* **ASSIGNED TASK**
Which lines of the material hold the word "Transpirenaica"? Copy each one.

* **SUPPLIED DATA**
>>>>

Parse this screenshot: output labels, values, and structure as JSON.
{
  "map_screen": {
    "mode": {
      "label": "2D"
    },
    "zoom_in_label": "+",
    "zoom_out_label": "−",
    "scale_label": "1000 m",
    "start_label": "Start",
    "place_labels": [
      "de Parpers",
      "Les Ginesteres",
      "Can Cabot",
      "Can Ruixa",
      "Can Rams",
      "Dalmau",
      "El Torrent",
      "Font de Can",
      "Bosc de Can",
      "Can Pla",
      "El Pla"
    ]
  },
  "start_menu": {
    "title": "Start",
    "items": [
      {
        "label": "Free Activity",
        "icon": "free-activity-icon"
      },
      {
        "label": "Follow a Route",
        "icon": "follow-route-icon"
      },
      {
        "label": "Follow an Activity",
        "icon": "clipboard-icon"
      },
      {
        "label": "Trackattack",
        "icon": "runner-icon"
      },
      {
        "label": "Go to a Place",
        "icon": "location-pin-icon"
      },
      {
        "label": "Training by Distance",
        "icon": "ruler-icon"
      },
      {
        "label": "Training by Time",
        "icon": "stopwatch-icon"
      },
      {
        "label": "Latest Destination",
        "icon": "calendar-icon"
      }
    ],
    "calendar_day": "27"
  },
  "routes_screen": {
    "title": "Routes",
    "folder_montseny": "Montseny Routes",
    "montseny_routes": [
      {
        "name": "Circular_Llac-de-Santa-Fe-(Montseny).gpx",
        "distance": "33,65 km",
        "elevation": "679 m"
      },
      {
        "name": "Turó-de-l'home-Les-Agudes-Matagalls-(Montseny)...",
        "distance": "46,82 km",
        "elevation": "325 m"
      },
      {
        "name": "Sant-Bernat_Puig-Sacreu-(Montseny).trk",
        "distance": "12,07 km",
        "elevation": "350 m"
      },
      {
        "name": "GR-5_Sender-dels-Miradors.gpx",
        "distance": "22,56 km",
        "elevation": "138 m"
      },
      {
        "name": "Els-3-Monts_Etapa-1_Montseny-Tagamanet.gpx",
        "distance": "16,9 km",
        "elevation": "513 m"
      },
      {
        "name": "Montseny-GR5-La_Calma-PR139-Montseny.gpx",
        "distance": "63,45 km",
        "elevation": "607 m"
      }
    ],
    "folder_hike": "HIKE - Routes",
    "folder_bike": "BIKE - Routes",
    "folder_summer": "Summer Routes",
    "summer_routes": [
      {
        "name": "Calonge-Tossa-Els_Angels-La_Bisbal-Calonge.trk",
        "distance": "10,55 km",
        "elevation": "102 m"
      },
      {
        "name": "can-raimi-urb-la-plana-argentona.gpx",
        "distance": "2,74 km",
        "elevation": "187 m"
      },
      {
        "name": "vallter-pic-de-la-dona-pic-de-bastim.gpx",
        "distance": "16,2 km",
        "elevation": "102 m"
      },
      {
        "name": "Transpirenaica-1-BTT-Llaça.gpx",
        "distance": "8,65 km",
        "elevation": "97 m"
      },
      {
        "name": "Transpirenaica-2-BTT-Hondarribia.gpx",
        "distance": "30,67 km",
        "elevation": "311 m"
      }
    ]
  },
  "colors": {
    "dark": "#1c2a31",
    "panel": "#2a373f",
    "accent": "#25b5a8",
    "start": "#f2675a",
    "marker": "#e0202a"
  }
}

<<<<

* **ANSWER BOX**
        "name": "Transpirenaica-1-BTT-Llaça.gpx",
        "name": "Transpirenaica-2-BTT-Hondarribia.gpx",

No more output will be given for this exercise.